Should the Reds sign Dunn to an extension?

With Dunn playing the hero this afternoon (yay), I've seen people talking again about whether the Reds should give him a contract extension.

The answer, as always, is that "it depends": How much and how many years would it take to extend him?

A nice starting point would be to figure out what a reasonable contract extension for Dunn would look like. I worked that out for someone over e-mail, so I thought I'd post this here as well. I'm using a methodology that is based largely on what folks do over at The Book Blog, though I figure replacement level a tad differently then they do. Their way may well be better, but we usually converge on the same answer, +-0.5 WAR or so.

Here we go:

Projecting Dunn into this and future seasons...

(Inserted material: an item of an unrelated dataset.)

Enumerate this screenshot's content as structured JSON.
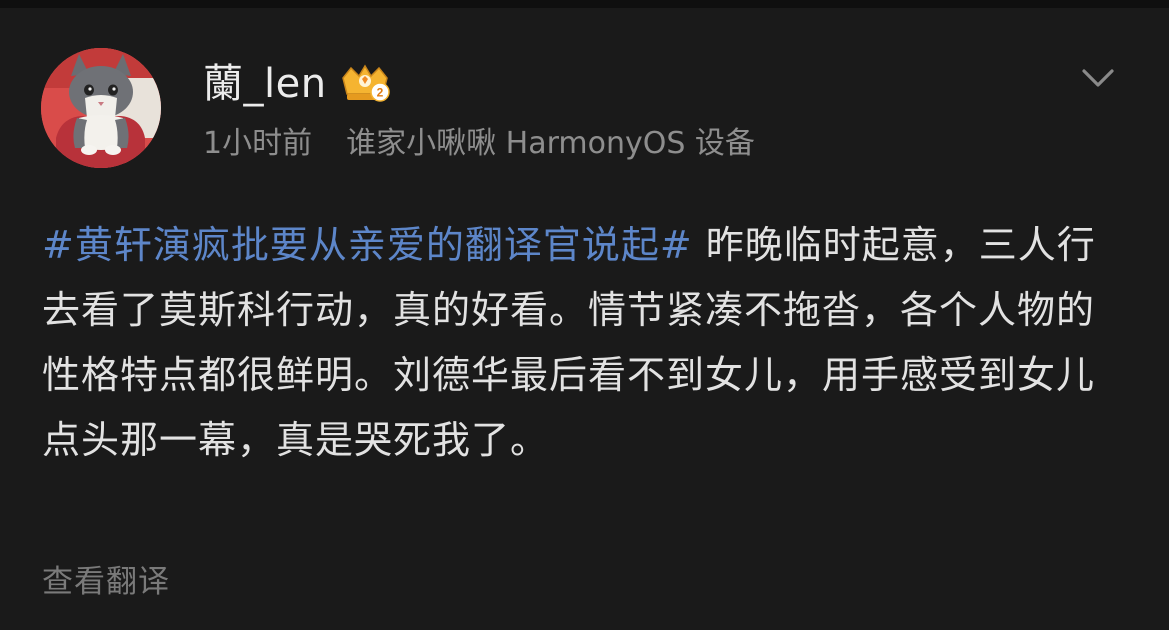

Offense: his 3-year weighted average on offense has been almost exactly 5 wins above replacement (not including 2008 stats).
Defense: last year, I had him as a -1.9 WAR fielder (including throwing arm), which I'll just assume is an accurate representation of his fielding "skill."

So, taking those numbers, and subtracting another 0.5 wins for aging, projects him as a 2.6 WAR player this season (his defense kills his value!). So, looking over the coming years, here's my projected value for him (assuming 10% inflation above this past offseason's $4.4/WAR):

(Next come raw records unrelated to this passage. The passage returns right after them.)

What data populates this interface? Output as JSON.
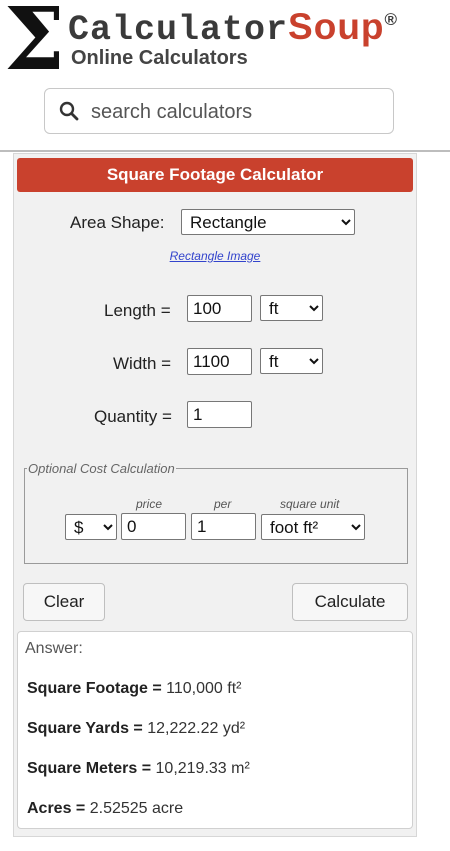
{
  "header": {
    "logo_sigma": "Σ",
    "logo_name_1": "Calculator",
    "logo_name_2": "Soup",
    "logo_reg": "®",
    "logo_tagline": "Online Calculators",
    "search_placeholder": "search calculators",
    "search_icon": "search-icon"
  },
  "calculator": {
    "title": "Square Footage Calculator",
    "area_shape_label": "Area Shape:",
    "area_shape_value": "Rectangle",
    "image_link": "Rectangle Image",
    "length_label": "Length =",
    "length_value": "100",
    "length_unit": "ft",
    "width_label": "Width =",
    "width_value": "1100",
    "width_unit": "ft",
    "quantity_label": "Quantity =",
    "quantity_value": "1",
    "optional": {
      "legend": "Optional Cost Calculation",
      "currency": "$",
      "price_label": "price",
      "price_value": "0",
      "per_label": "per",
      "per_value": "1",
      "unit_label": "square unit",
      "unit_value": "foot ft²"
    },
    "clear_label": "Clear",
    "calculate_label": "Calculate"
  },
  "answer": {
    "heading": "Answer:",
    "lines": [
      {
        "label": "Square Footage =",
        "value": "110,000 ft²"
      },
      {
        "label": "Square Yards =",
        "value": "12,222.22 yd²"
      },
      {
        "label": "Square Meters =",
        "value": "10,219.33 m²"
      },
      {
        "label": "Acres =",
        "value": "2.52525 acre"
      }
    ]
  },
  "colors": {
    "brand_red": "#c9412d",
    "link_blue": "#3344cc"
  }
}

2008: 2.6 WAR, $11.4 million (he actually is making $13 million)
2009: 2.1 WAR, $10.2 million
2010: 1.6 WAR, $8.5 million
2011: 1.1 WAR, $6.4 million
2012: 0.6 WAR, $3.9 million

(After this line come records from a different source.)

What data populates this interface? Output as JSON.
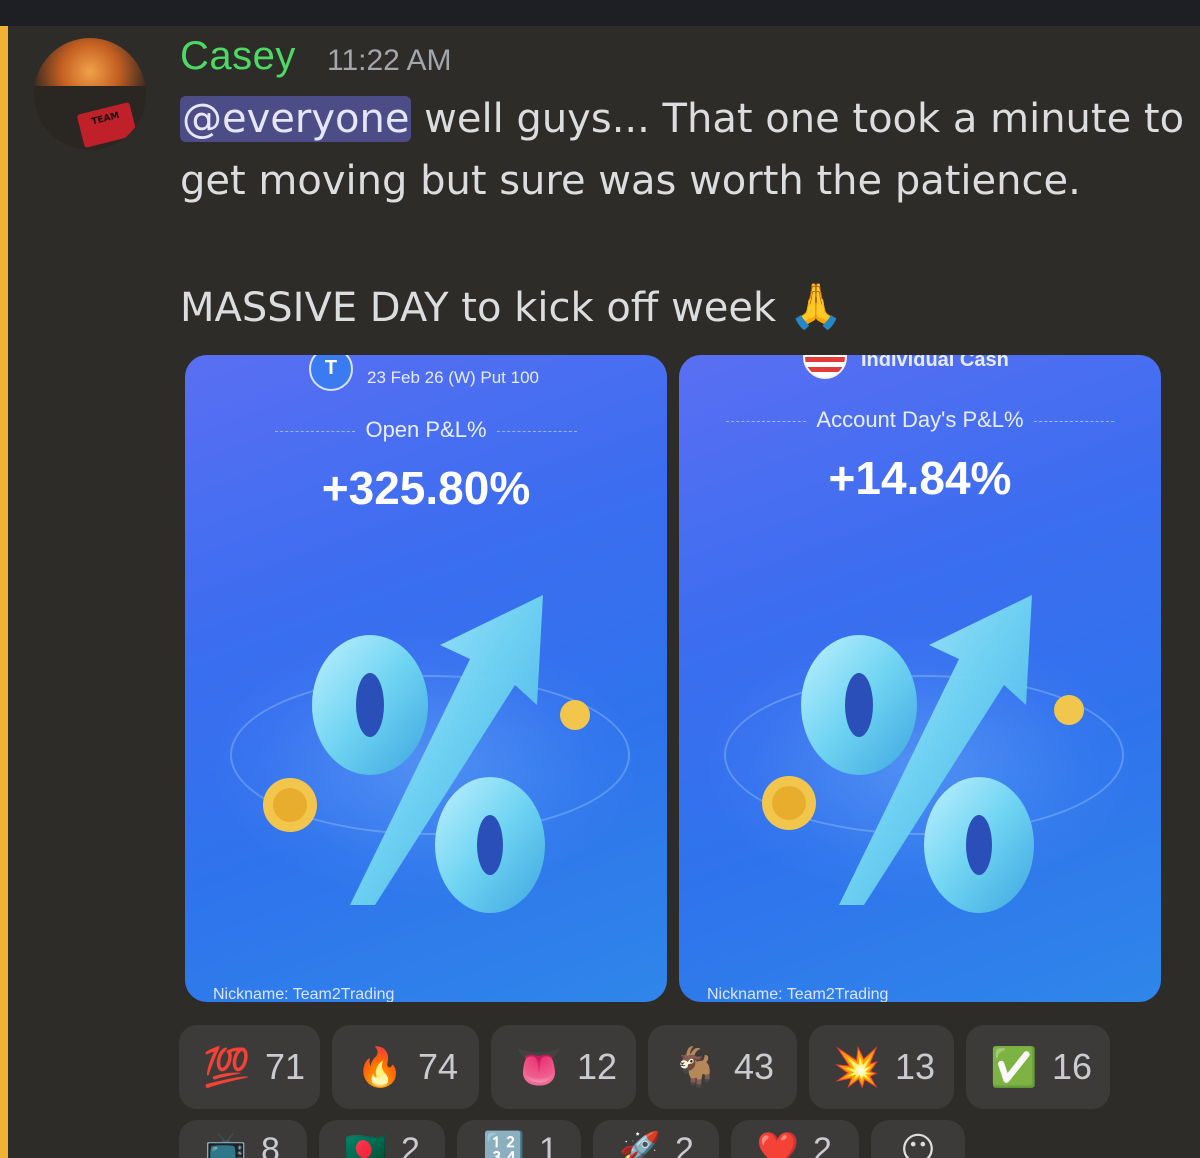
{
  "message": {
    "author": "Casey",
    "timestamp": "11:22 AM",
    "mention": "@everyone",
    "line1_rest": " well guys... That one took a minute to",
    "line2": "get moving but sure was worth the patience.",
    "line3": "MASSIVE DAY to kick off week",
    "pray_emoji": "🙏",
    "avatar_badge": "TEAM"
  },
  "cards": [
    {
      "top_small": "23 Feb 26 (W) Put 100",
      "metric_label": "Open P&L%",
      "metric_value": "+325.80%",
      "nickname": "Nickname: Team2Trading",
      "icon": "ticker-icon",
      "icon_glyph": "T"
    },
    {
      "top_small": "Individual Cash",
      "metric_label": "Account Day's P&L%",
      "metric_value": "+14.84%",
      "nickname": "Nickname: Team2Trading",
      "icon": "us-flag-icon"
    }
  ],
  "reactions": [
    {
      "emoji": "💯",
      "count": "71",
      "icon": "hundred-icon"
    },
    {
      "emoji": "🔥",
      "count": "74",
      "icon": "fire-icon"
    },
    {
      "emoji": "👅",
      "count": "12",
      "icon": "tongue-icon"
    },
    {
      "emoji": "🐐",
      "count": "43",
      "icon": "goat-icon"
    },
    {
      "emoji": "💥",
      "count": "13",
      "icon": "collision-icon"
    },
    {
      "emoji": "✅",
      "count": "16",
      "icon": "check-icon"
    }
  ],
  "reactions_row2": [
    {
      "emoji": "📺",
      "count": "8",
      "icon": "tv-icon"
    },
    {
      "emoji": "🇧🇩",
      "count": "2",
      "icon": "flag-icon"
    },
    {
      "emoji": "🔢",
      "count": "1",
      "icon": "numbers-icon"
    },
    {
      "emoji": "🚀",
      "count": "2",
      "icon": "rocket-icon"
    },
    {
      "emoji": "❤️",
      "count": "2",
      "icon": "heart-icon"
    },
    {
      "emoji": "😶",
      "count": "",
      "icon": "add-reaction-icon"
    }
  ],
  "colors": {
    "mention_bar": "#f0b232",
    "author": "#4cd964",
    "mention_bg": "#4c4d86"
  }
}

So, in terms of extensions, I think we can reasonably value Dunn's contract extensions starting in the 2009 season as:

I have no way of knowing if he'd take any of those contracts...but my guess is no, because they'd all represent a substantial salary cut compared to what he's making this year. And they're well below the contracts that somewhat comparable players like Carlos Lee signed.

It's also worth noting that becoming a DH doesn't help Dunn. DH's get a -1.5 WAR position adjustment (in lieu of a fielding rating), which recognizes that they're usually terrible fielders. Dunn's fielding rating is -1.9 WAR, including position adjustment...but moving from the NL to the AL probably negates any of that 0.4 "bonus" he'd get by moving to DH. So these contract numbers are probably pretty reasonable.

If he won't take any of those contracts, then the Reds should either trade him or let him walk, depending on whether they can get trade value that is better than the expected value of the two draft picks I'm pretty sure he'd command. I have no way of knowing what GM's would offer for him, but that'd be the criterion I'd use.

Hopefully they'll be able to pick up some other players for more appropriate money in free agency to make up for the lost production. Maybe that'd give Encarnacion a chance to move into the outfield...

Quick breakdown on Griffey, using the same methodology...

Offense: Using a 2-year weighted average (common practice for guys in their late 30's), I have Griffey as 2.8 WAR hitter in 06-07.
Defense: Last year, I had him as a -1.7 WAR fielder, including position adjustment and throwing arm.

So, summing the two, and then subtracting 0.5 wins for aging puts Griffey's projection at 0.6 WAR this season...and effectively zero in 2009. Yikes.

DH doesn't help Griffey either... DH's get a -1.5 WAR position adjustment (in lieu of any fielding rating), while Griffey's working from a -1.7 fielding rating (including position adjustment). The 0.2 WAR bonus is easily negated by moving to the tougher American League.